- [Problem statement] Copy out each line below in which the string "screenshot" appears.

[[ Material shown, beginning ]]

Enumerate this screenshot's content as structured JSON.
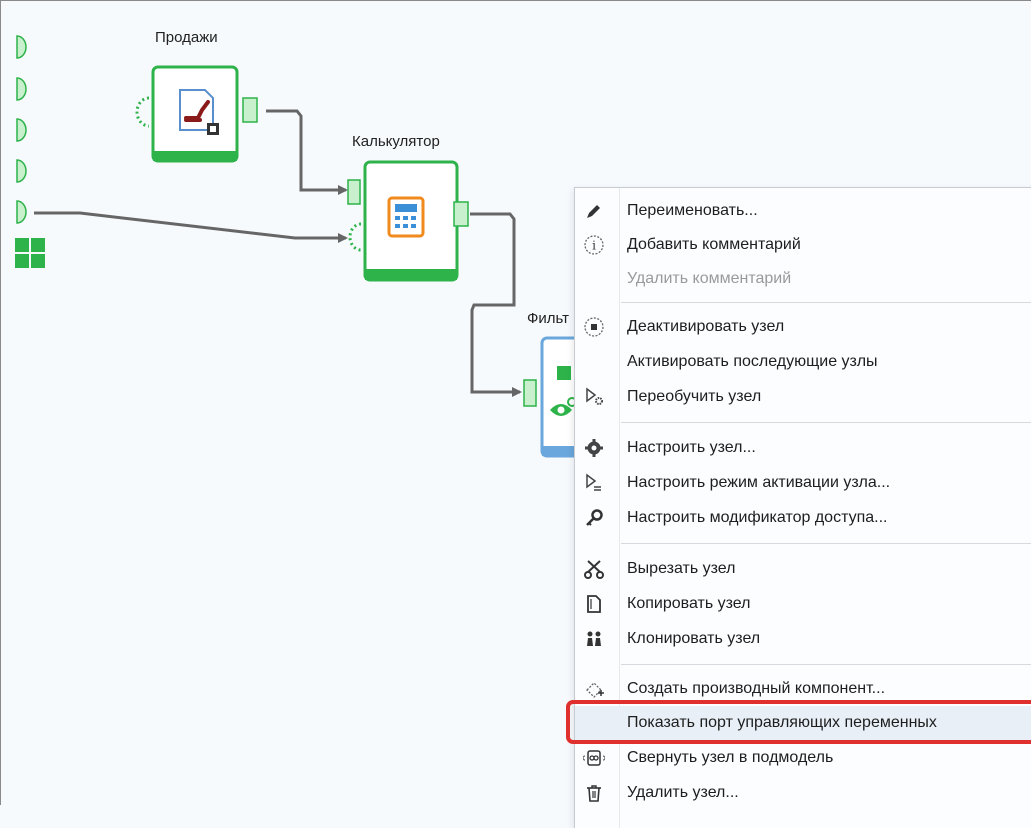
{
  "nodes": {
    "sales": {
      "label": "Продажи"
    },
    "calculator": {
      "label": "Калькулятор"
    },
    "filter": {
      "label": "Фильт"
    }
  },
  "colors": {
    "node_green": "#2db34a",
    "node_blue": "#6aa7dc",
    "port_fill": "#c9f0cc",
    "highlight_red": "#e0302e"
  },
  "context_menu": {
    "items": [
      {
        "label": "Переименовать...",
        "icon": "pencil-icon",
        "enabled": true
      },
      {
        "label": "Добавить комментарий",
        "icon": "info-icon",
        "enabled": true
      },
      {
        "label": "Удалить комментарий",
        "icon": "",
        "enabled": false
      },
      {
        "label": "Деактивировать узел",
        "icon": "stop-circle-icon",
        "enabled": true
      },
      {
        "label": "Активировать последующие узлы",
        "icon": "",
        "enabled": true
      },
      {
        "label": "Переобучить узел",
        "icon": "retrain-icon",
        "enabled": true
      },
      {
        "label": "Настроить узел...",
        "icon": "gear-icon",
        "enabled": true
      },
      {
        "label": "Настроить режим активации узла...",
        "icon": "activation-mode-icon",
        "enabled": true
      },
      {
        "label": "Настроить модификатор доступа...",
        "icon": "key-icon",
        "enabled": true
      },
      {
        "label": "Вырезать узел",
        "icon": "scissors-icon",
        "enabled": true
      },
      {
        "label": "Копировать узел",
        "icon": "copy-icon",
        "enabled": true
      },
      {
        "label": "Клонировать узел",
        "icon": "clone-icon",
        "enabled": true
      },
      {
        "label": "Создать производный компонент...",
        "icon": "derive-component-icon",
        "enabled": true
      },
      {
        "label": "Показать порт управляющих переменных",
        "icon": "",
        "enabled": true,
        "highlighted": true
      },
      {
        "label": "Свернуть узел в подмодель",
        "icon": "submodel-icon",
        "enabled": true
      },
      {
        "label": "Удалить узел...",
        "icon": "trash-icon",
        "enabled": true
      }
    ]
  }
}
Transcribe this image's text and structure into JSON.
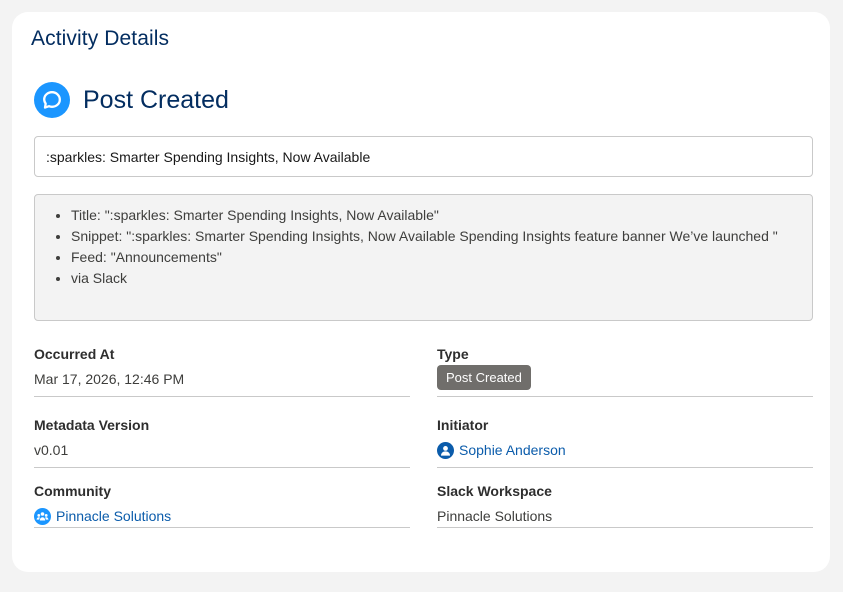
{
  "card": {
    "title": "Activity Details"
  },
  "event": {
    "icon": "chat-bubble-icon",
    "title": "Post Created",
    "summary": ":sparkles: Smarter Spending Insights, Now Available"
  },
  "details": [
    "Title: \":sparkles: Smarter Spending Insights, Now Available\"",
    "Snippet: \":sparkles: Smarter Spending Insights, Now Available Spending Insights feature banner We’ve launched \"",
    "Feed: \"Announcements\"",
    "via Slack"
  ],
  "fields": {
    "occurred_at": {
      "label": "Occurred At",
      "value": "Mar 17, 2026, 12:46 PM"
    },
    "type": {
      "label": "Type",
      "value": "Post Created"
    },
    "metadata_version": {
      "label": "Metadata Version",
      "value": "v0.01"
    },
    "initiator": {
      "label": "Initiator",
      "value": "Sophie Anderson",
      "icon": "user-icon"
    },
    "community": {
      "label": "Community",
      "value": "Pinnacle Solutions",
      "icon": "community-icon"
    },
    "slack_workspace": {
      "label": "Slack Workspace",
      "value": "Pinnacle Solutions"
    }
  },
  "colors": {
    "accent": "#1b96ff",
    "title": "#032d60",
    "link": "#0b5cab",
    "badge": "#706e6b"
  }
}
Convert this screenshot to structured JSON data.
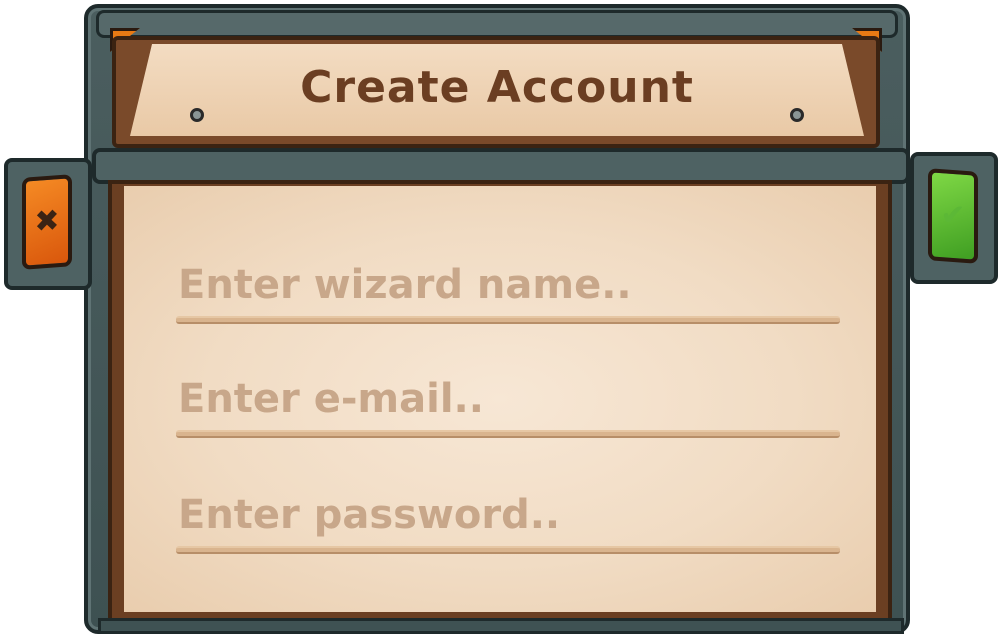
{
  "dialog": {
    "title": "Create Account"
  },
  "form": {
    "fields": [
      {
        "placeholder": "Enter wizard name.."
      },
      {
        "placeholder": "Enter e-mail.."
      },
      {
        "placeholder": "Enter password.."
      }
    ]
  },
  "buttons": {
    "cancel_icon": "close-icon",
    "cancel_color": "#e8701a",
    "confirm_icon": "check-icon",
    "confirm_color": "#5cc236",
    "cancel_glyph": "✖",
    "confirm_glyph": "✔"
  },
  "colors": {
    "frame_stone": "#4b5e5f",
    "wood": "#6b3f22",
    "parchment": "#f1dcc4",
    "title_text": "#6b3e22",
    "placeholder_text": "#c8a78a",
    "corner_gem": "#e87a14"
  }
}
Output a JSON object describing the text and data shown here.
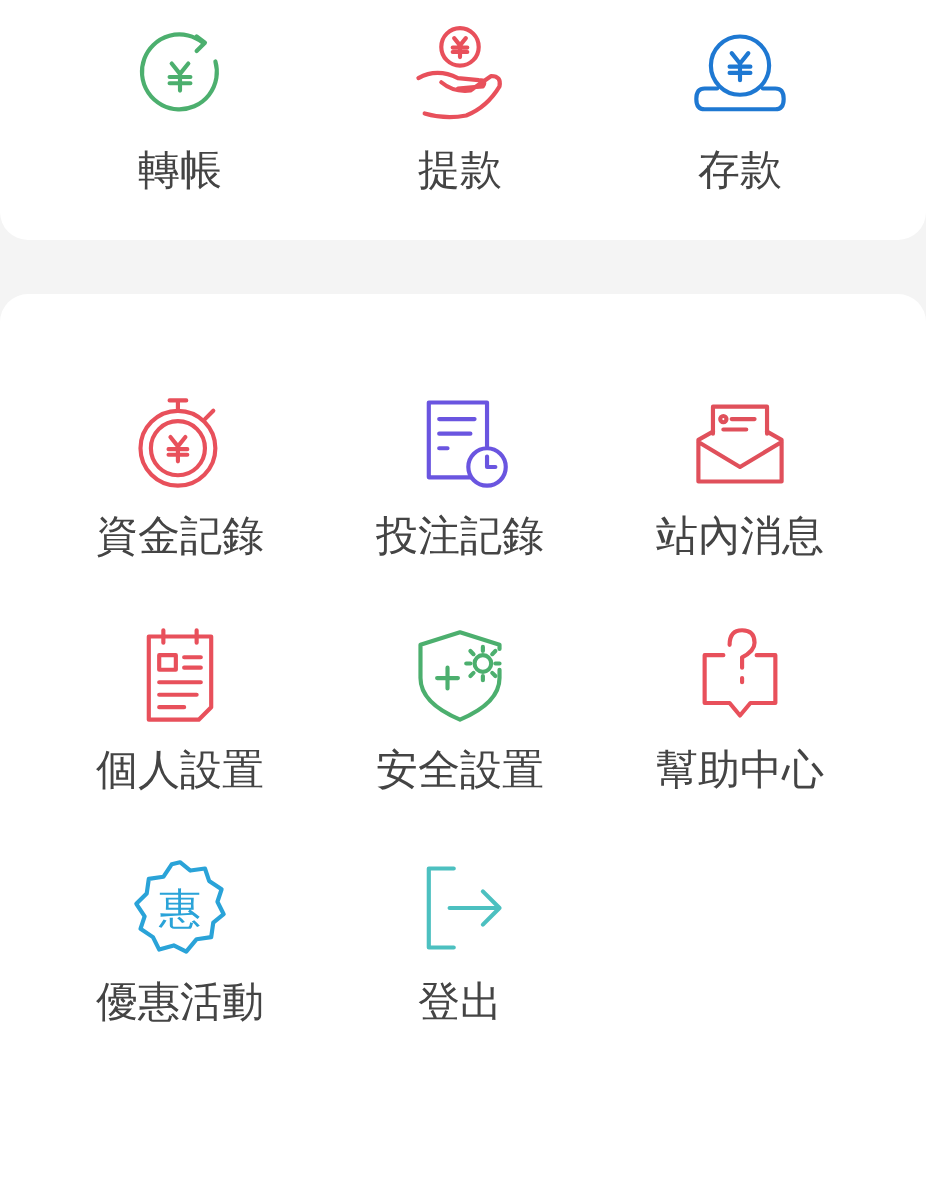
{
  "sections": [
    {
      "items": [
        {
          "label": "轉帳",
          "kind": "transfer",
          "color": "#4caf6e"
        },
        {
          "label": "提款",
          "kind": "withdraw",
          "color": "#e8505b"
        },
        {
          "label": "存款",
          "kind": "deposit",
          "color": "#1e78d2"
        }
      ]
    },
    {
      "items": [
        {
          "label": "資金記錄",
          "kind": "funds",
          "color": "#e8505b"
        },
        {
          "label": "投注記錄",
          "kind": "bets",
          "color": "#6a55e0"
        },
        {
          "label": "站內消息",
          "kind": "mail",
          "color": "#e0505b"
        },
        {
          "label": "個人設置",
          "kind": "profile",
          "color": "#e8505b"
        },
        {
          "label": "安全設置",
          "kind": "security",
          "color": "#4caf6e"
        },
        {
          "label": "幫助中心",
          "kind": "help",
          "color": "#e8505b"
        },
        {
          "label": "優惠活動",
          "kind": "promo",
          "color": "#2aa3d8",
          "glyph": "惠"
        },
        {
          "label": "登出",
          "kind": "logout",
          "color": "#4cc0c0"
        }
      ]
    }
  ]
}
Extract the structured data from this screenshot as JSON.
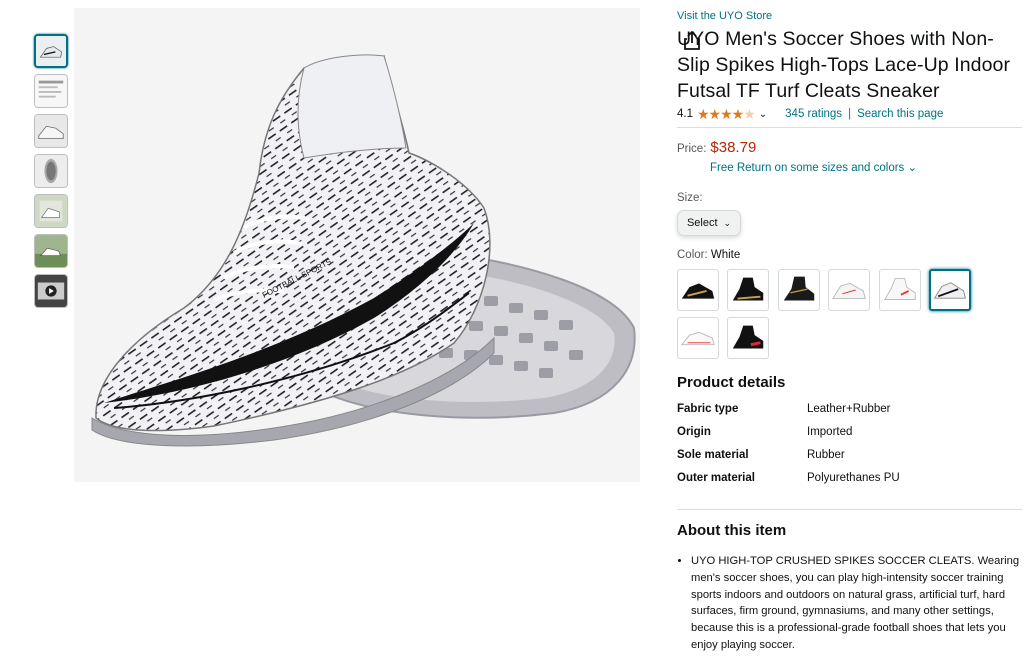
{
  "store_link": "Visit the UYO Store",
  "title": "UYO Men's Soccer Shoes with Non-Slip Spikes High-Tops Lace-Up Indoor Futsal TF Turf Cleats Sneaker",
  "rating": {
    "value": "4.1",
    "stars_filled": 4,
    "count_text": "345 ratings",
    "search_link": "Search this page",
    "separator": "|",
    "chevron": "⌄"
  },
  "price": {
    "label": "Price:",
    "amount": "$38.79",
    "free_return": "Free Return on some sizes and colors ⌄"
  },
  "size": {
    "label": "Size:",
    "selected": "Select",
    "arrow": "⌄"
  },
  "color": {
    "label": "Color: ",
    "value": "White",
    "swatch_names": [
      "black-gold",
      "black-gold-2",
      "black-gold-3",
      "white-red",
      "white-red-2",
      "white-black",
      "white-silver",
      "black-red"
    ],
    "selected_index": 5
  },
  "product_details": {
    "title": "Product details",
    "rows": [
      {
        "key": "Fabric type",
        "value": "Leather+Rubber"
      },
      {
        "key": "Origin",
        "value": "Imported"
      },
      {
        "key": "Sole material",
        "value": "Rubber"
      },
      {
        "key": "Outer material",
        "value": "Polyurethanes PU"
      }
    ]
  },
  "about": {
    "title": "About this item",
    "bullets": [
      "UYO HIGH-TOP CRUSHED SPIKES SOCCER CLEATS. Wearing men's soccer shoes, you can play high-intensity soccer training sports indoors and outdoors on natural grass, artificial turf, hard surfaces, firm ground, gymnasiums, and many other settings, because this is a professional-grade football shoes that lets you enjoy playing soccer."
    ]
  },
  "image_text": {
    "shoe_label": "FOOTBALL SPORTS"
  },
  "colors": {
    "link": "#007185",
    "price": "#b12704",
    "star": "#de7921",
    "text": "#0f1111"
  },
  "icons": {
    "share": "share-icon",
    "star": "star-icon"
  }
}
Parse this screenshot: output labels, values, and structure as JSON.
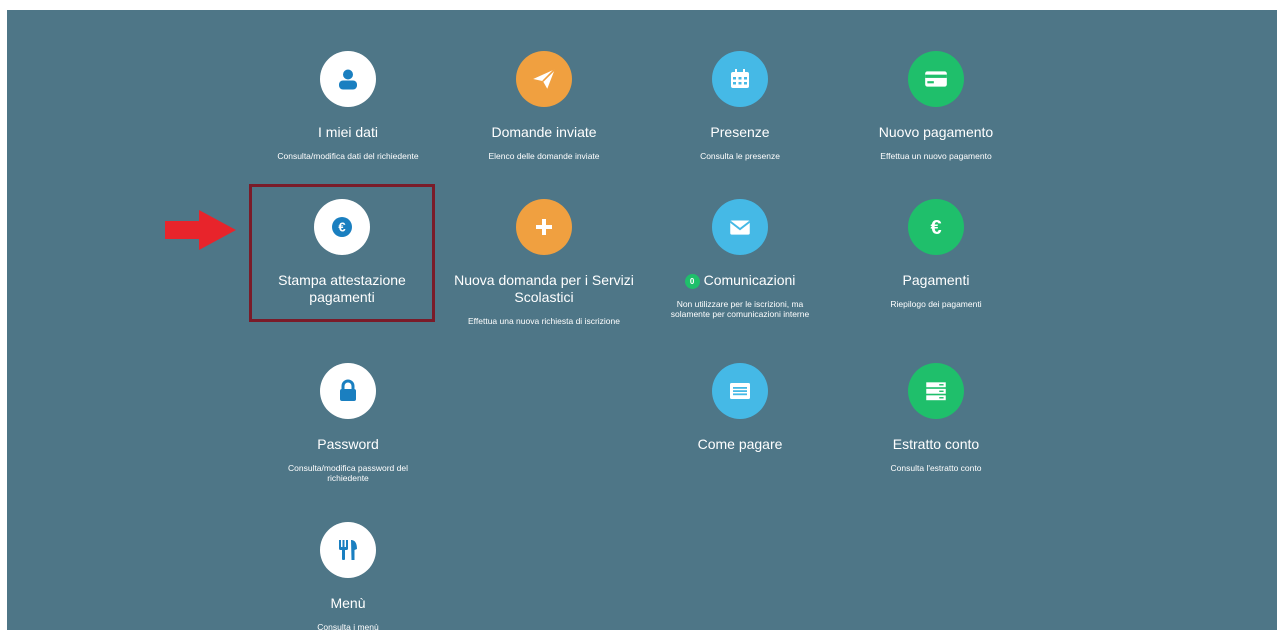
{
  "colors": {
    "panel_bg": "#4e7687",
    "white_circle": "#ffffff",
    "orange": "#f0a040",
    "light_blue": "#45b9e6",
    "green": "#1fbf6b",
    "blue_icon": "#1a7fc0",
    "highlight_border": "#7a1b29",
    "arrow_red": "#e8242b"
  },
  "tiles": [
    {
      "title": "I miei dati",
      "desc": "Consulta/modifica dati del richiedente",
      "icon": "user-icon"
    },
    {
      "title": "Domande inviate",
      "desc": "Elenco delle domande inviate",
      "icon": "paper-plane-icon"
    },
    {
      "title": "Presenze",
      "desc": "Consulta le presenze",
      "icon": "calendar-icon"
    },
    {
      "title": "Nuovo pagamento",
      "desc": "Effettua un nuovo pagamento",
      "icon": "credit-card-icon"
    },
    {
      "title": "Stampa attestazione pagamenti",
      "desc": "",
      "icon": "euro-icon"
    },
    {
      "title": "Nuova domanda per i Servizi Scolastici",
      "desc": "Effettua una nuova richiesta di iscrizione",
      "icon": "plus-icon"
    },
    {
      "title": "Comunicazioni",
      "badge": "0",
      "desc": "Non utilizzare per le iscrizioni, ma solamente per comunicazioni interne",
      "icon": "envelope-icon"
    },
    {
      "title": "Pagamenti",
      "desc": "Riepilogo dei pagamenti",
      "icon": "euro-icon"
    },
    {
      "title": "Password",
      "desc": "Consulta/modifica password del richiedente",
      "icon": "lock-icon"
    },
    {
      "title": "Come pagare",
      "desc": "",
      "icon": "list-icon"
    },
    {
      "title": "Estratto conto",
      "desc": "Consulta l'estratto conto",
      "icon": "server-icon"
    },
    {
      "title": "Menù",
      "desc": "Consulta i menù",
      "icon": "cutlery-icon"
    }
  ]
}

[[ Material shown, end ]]

- [Task response]
Enumerate this screenshot's content as structured JSON.
Convert this screenshot to structured JSON data.
Extract the structured data from this screenshot as JSON.
Parse this screenshot: output labels, values, and structure as JSON.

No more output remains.